**Data section:**
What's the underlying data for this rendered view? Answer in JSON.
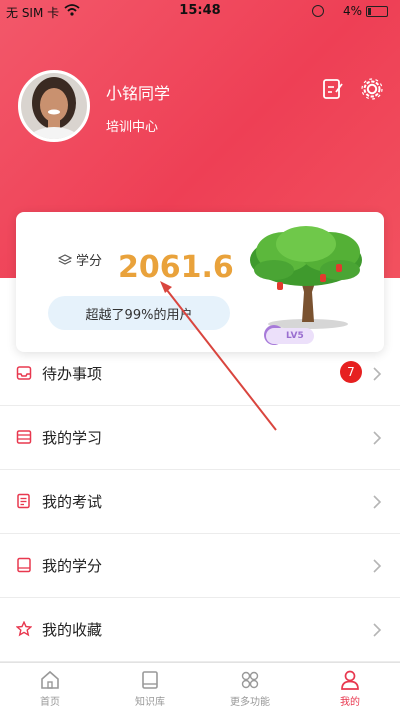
{
  "status_bar": {
    "carrier": "无 SIM 卡",
    "time": "15:48",
    "battery": "4%"
  },
  "profile": {
    "name": "小铭同学",
    "org": "培训中心",
    "icons": [
      "edit-icon",
      "gear-icon"
    ]
  },
  "score_card": {
    "label": "学分",
    "value": "2061.6",
    "beat_text": "超越了99%的用户",
    "level": "LV5"
  },
  "menu": {
    "items": [
      {
        "label": "待办事项",
        "icon": "inbox-icon",
        "badge": "7"
      },
      {
        "label": "我的学习",
        "icon": "list-icon"
      },
      {
        "label": "我的考试",
        "icon": "doc-icon"
      },
      {
        "label": "我的学分",
        "icon": "book-icon"
      },
      {
        "label": "我的收藏",
        "icon": "star-icon"
      }
    ]
  },
  "tab_bar": {
    "tabs": [
      {
        "label": "首页",
        "icon": "home-icon"
      },
      {
        "label": "知识库",
        "icon": "library-icon"
      },
      {
        "label": "更多功能",
        "icon": "grid-icon"
      },
      {
        "label": "我的",
        "icon": "person-icon",
        "active": true
      }
    ]
  },
  "colors": {
    "accent": "#ee3f55",
    "credit": "#e9a23b",
    "menu_icon": "#e8384f"
  }
}
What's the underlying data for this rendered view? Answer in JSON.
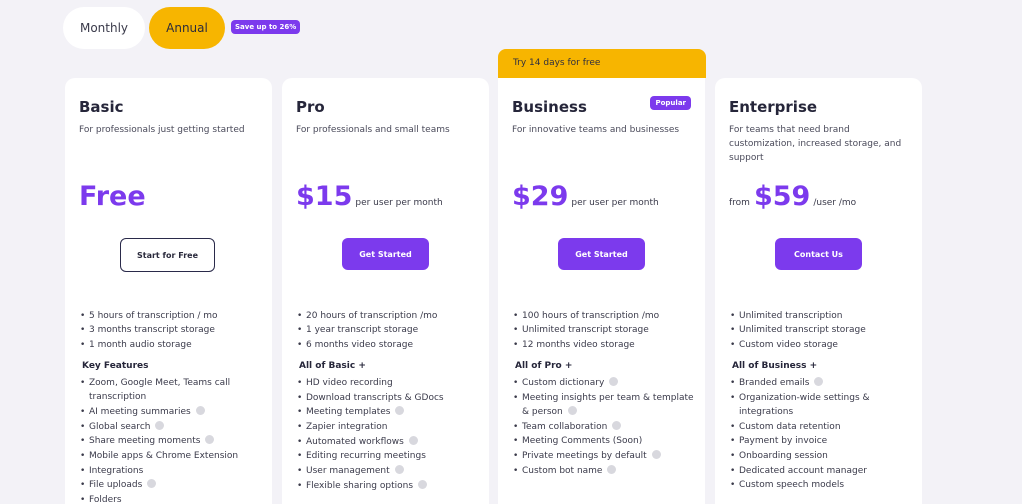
{
  "toggle": {
    "monthly": "Monthly",
    "annual": "Annual",
    "save_badge": "Save up to 26%"
  },
  "trial_banner": "Try 14 days for free",
  "plans": [
    {
      "name": "Basic",
      "description": "For professionals just getting started",
      "price_prefix": "",
      "price": "Free",
      "price_suffix": "",
      "cta": "Start for Free",
      "basics": [
        "5 hours of transcription / mo",
        "3 months transcript storage",
        "1 month audio storage"
      ],
      "features_title": "Key Features",
      "features": [
        {
          "text": "Zoom, Google Meet, Teams call transcription",
          "info": false
        },
        {
          "text": "AI meeting summaries",
          "info": true
        },
        {
          "text": "Global search",
          "info": true
        },
        {
          "text": "Share meeting moments",
          "info": true
        },
        {
          "text": "Mobile apps & Chrome Extension",
          "info": false
        },
        {
          "text": "Integrations",
          "info": false
        },
        {
          "text": "File uploads",
          "info": true
        },
        {
          "text": "Folders",
          "info": false
        }
      ]
    },
    {
      "name": "Pro",
      "description": "For professionals and small teams",
      "price_prefix": "",
      "price": "$15",
      "price_suffix": "per user per month",
      "cta": "Get Started",
      "basics": [
        "20 hours of transcription /mo",
        "1 year transcript storage",
        "6 months video storage"
      ],
      "features_title": "All of Basic +",
      "features": [
        {
          "text": "HD video recording",
          "info": false
        },
        {
          "text": "Download transcripts & GDocs",
          "info": false
        },
        {
          "text": "Meeting templates",
          "info": true
        },
        {
          "text": "Zapier integration",
          "info": false
        },
        {
          "text": "Automated workflows",
          "info": true
        },
        {
          "text": "Editing recurring meetings",
          "info": false
        },
        {
          "text": "User management",
          "info": true
        },
        {
          "text": "Flexible sharing options",
          "info": true
        }
      ]
    },
    {
      "name": "Business",
      "badge": "Popular",
      "description": "For innovative teams and businesses",
      "price_prefix": "",
      "price": "$29",
      "price_suffix": "per user per month",
      "cta": "Get Started",
      "basics": [
        "100 hours of transcription /mo",
        "Unlimited transcript storage",
        "12 months video storage"
      ],
      "features_title": "All of Pro +",
      "features": [
        {
          "text": "Custom dictionary",
          "info": true
        },
        {
          "text": "Meeting insights per team & template & person",
          "info": true
        },
        {
          "text": "Team collaboration",
          "info": true
        },
        {
          "text": "Meeting Comments (Soon)",
          "info": false
        },
        {
          "text": "Private meetings by default",
          "info": true
        },
        {
          "text": "Custom bot name",
          "info": true
        }
      ]
    },
    {
      "name": "Enterprise",
      "description": "For teams that need brand customization, increased storage, and support",
      "price_prefix": "from",
      "price": "$59",
      "price_suffix": "/user /mo",
      "cta": "Contact Us",
      "basics": [
        "Unlimited transcription",
        "Unlimited transcript storage",
        "Custom video storage"
      ],
      "features_title": "All of Business +",
      "features": [
        {
          "text": "Branded emails",
          "info": true
        },
        {
          "text": "Organization-wide settings & integrations",
          "info": false
        },
        {
          "text": "Custom data retention",
          "info": false
        },
        {
          "text": "Payment by invoice",
          "info": false
        },
        {
          "text": "Onboarding session",
          "info": false
        },
        {
          "text": "Dedicated account manager",
          "info": false
        },
        {
          "text": "Custom speech models",
          "info": false
        }
      ]
    }
  ],
  "colors": {
    "accent": "#7c3aed",
    "highlight": "#f7b500",
    "background": "#f3f2f7"
  }
}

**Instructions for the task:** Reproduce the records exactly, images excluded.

**Exercise result:**
What's the underlying data for this rendered view? Answer in JSON.
{
  "status_bar": {
    "carrier": "无 SIM 卡",
    "time": "15:48",
    "battery": "4%"
  },
  "profile": {
    "name": "小铭同学",
    "org": "培训中心",
    "icons": [
      "edit-icon",
      "gear-icon"
    ]
  },
  "score_card": {
    "label": "学分",
    "value": "2061.6",
    "beat_text": "超越了99%的用户",
    "level": "LV5"
  },
  "menu": {
    "items": [
      {
        "label": "待办事项",
        "icon": "inbox-icon",
        "badge": "7"
      },
      {
        "label": "我的学习",
        "icon": "list-icon"
      },
      {
        "label": "我的考试",
        "icon": "doc-icon"
      },
      {
        "label": "我的学分",
        "icon": "book-icon"
      },
      {
        "label": "我的收藏",
        "icon": "star-icon"
      }
    ]
  },
  "tab_bar": {
    "tabs": [
      {
        "label": "首页",
        "icon": "home-icon"
      },
      {
        "label": "知识库",
        "icon": "library-icon"
      },
      {
        "label": "更多功能",
        "icon": "grid-icon"
      },
      {
        "label": "我的",
        "icon": "person-icon",
        "active": true
      }
    ]
  },
  "colors": {
    "accent": "#ee3f55",
    "credit": "#e9a23b",
    "menu_icon": "#e8384f"
  }
}
What's the underlying data for this rendered view? Answer in JSON.
{
  "toggle": {
    "monthly": "Monthly",
    "annual": "Annual",
    "save_badge": "Save up to 26%"
  },
  "trial_banner": "Try 14 days for free",
  "plans": [
    {
      "name": "Basic",
      "description": "For professionals just getting started",
      "price_prefix": "",
      "price": "Free",
      "price_suffix": "",
      "cta": "Start for Free",
      "basics": [
        "5 hours of transcription / mo",
        "3 months transcript storage",
        "1 month audio storage"
      ],
      "features_title": "Key Features",
      "features": [
        {
          "text": "Zoom, Google Meet, Teams call transcription",
          "info": false
        },
        {
          "text": "AI meeting summaries",
          "info": true
        },
        {
          "text": "Global search",
          "info": true
        },
        {
          "text": "Share meeting moments",
          "info": true
        },
        {
          "text": "Mobile apps & Chrome Extension",
          "info": false
        },
        {
          "text": "Integrations",
          "info": false
        },
        {
          "text": "File uploads",
          "info": true
        },
        {
          "text": "Folders",
          "info": false
        }
      ]
    },
    {
      "name": "Pro",
      "description": "For professionals and small teams",
      "price_prefix": "",
      "price": "$15",
      "price_suffix": "per user per month",
      "cta": "Get Started",
      "basics": [
        "20 hours of transcription /mo",
        "1 year transcript storage",
        "6 months video storage"
      ],
      "features_title": "All of Basic +",
      "features": [
        {
          "text": "HD video recording",
          "info": false
        },
        {
          "text": "Download transcripts & GDocs",
          "info": false
        },
        {
          "text": "Meeting templates",
          "info": true
        },
        {
          "text": "Zapier integration",
          "info": false
        },
        {
          "text": "Automated workflows",
          "info": true
        },
        {
          "text": "Editing recurring meetings",
          "info": false
        },
        {
          "text": "User management",
          "info": true
        },
        {
          "text": "Flexible sharing options",
          "info": true
        }
      ]
    },
    {
      "name": "Business",
      "badge": "Popular",
      "description": "For innovative teams and businesses",
      "price_prefix": "",
      "price": "$29",
      "price_suffix": "per user per month",
      "cta": "Get Started",
      "basics": [
        "100 hours of transcription /mo",
        "Unlimited transcript storage",
        "12 months video storage"
      ],
      "features_title": "All of Pro +",
      "features": [
        {
          "text": "Custom dictionary",
          "info": true
        },
        {
          "text": "Meeting insights per team & template & person",
          "info": true
        },
        {
          "text": "Team collaboration",
          "info": true
        },
        {
          "text": "Meeting Comments (Soon)",
          "info": false
        },
        {
          "text": "Private meetings by default",
          "info": true
        },
        {
          "text": "Custom bot name",
          "info": true
        }
      ]
    },
    {
      "name": "Enterprise",
      "description": "For teams that need brand customization, increased storage, and support",
      "price_prefix": "from",
      "price": "$59",
      "price_suffix": "/user /mo",
      "cta": "Contact Us",
      "basics": [
        "Unlimited transcription",
        "Unlimited transcript storage",
        "Custom video storage"
      ],
      "features_title": "All of Business +",
      "features": [
        {
          "text": "Branded emails",
          "info": true
        },
        {
          "text": "Organization-wide settings & integrations",
          "info": false
        },
        {
          "text": "Custom data retention",
          "info": false
        },
        {
          "text": "Payment by invoice",
          "info": false
        },
        {
          "text": "Onboarding session",
          "info": false
        },
        {
          "text": "Dedicated account manager",
          "info": false
        },
        {
          "text": "Custom speech models",
          "info": false
        }
      ]
    }
  ],
  "colors": {
    "accent": "#7c3aed",
    "highlight": "#f7b500",
    "background": "#f3f2f7"
  }
}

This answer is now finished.